  • USAID agricultural assistance programs support capacity building in public and private agriculture organizations around Ukraine. These programs teach gender equality, women’s empowerment, and gender strategy design and usage in community development, with an emphasis on USAID’s priority of decentralization.

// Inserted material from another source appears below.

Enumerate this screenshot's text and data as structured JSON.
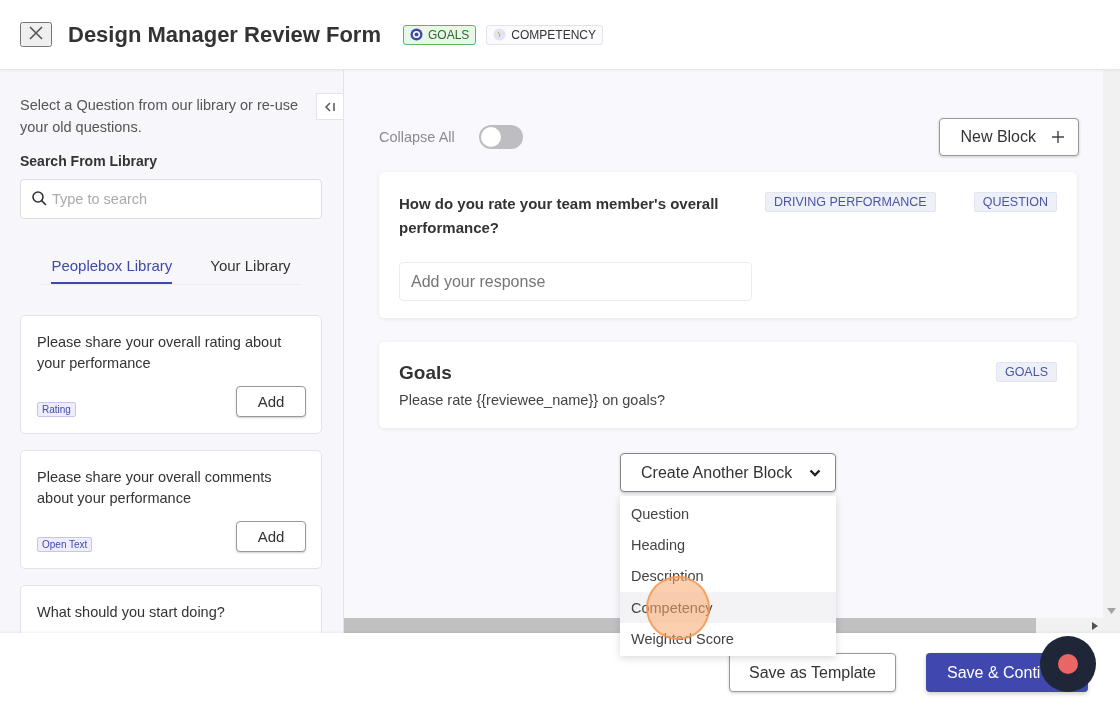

  • Under the President’s Emergency Plan for AIDS Relief (PEPFAR), USAID conducted an assessment to identify gender-specific vulnerabilities, needs, barriers, and gaps to accessing and adhering to the comprehensive HIV services – from testing to viral load suppression – for women and men who inject drugs, their sexual partners, and men who have sex with men. Recommendations from the assessment report will inform integration of gender mainstreaming in PEPFAR programming.
  • USAID advocates policies that address gender-specific issues affecting access to services for women that inject drugs or have HIV or tuberculosis . Policies that bring treatment services closer to the home improve women’s access and adherence to treatment schedules.
  • By increasing health provider skills in family planning (FP) counseling and supporting national and regional FP policy development, USAID expands access to, and uptake of, modern forms of contraception, enabling women and their partners to proactively plan their families and reducing the incidence of abortion.
  • USAID helps HIV positive women with small children to find employment, which is shown to improve their adherence to anti-retroviral treatment.
  • USAID works with the National Association of Disabled People to make reproductive health care services accessible to women with physical disabilities.

Last updated: August 02, 2016

Share This Page